Related Expertise: Power and Utilities, Climate Change and Sustainability
For Europe to realize this goal, four technologies will require policy support and investment.
The European Union’s plan to become independent from Russian fossil fuels by 2027—announced in response to Russia’s invasion of Ukraine—is a promising step toward achieving energy security and sustainability in the bloc.
The REPowerEU Plan highlights major ambitions among European policymakers: saving energy, diversifying gas supplies, and reducing Europe’s dependence on fossil fuels from Russia as soon as possible. It will be developed in greater detail and implemented later this year.
However, political leadership and coordination are needed now to deliver on these ambitions and to make REPowerEU a truly transformative plan. Furthermore, without additional emerging and enabling technologies, it will not be possible for Europe to reach the volume of renewables proposed by REPowerEU.
In a BCG report commissioned by Breakthrough Energy, “Boosting REPowerEU,” we showcase four technologies that we believe are key to accelerating the path toward European energy security and sustainability. Currently, they receive insufficient funding and attention. (See Exhibit 1.)
While many solutions will play an important role, these four technologies are among the most promising in the short term because they are relatively mature, have high potential for ensuring energy security and carbon abatement, and are effective on a large and small scale. They are electrical grid infrastructure, long-duration energy storage, clean hydrogen, and sustainable aviation fuel. The first three are important enablers for the clean energy measures already contained in REPowerEU, while the fourth is a key emerging technology.
We estimate that these four solutions can lessen the EU’s energy dependency by helping to deliver the equivalent of more than 1,400 terawatt-hours (TWh) of energy by 2030—or about 10% of the EU’s projected total primary energy consumption.
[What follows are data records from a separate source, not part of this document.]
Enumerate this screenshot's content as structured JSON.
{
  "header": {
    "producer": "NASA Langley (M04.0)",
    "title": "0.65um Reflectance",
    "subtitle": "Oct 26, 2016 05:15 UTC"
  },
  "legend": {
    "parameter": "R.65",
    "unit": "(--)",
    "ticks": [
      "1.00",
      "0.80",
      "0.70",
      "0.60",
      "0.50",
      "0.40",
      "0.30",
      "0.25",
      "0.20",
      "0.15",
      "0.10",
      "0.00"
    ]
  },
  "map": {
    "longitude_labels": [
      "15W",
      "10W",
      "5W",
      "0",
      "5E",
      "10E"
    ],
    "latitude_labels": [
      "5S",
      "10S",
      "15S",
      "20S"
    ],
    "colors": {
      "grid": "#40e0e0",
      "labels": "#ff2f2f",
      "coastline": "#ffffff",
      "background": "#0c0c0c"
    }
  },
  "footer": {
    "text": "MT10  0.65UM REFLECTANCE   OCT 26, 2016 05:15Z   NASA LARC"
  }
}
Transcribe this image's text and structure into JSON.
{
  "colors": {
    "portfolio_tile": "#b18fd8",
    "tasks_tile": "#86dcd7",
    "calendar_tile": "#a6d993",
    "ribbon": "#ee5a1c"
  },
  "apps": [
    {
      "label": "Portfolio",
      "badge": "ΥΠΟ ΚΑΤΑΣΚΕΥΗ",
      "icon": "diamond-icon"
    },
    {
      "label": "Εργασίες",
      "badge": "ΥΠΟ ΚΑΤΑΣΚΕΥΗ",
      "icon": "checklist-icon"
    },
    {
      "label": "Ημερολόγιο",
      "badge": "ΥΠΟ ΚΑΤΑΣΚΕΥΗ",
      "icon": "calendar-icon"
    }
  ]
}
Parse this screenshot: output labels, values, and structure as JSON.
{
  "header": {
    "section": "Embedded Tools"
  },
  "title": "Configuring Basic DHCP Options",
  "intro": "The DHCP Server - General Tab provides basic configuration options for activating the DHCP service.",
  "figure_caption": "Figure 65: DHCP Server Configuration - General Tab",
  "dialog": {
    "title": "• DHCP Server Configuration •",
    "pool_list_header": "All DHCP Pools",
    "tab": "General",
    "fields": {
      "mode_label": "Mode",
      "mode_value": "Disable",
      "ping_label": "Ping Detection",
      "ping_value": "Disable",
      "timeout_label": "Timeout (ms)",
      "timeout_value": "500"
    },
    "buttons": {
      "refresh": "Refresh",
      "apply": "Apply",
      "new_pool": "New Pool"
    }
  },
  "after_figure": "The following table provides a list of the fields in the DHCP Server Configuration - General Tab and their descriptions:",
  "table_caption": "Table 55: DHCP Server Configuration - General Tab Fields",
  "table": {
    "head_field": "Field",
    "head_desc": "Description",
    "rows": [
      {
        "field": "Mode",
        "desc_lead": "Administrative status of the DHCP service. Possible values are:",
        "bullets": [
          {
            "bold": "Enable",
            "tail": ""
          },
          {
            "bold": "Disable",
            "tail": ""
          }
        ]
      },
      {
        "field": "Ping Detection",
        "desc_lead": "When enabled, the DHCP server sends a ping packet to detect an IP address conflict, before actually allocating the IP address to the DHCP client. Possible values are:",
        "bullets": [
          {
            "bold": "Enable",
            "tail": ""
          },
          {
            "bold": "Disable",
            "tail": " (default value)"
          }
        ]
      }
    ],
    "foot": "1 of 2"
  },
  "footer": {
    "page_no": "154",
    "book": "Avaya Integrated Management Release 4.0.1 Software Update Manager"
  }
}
This depends on cumulative investment of about €800 billion, akin to the EU's projected spending on oil and gas imports over the same period. Additional details (including differences in technological maturity, key challenges, and suggested action plans for the EU and member states) can be found in the report. Here's how our figures break down:
We believe that these four solutions should form an integral part of the strategy to carry out the REPowerEU Plan. Building and scaling these solutions will deliver more affordable, secure, and sustainable energy. Taking these steps will also spur entrepreneurship, promote industrial leadership, and attract innovative companies from outside the EU to compete in a thriving clean-technology market. By acting boldly, policymakers can position the EU for long-term security, climate, and economic success. It is an opportunity that should not be missed.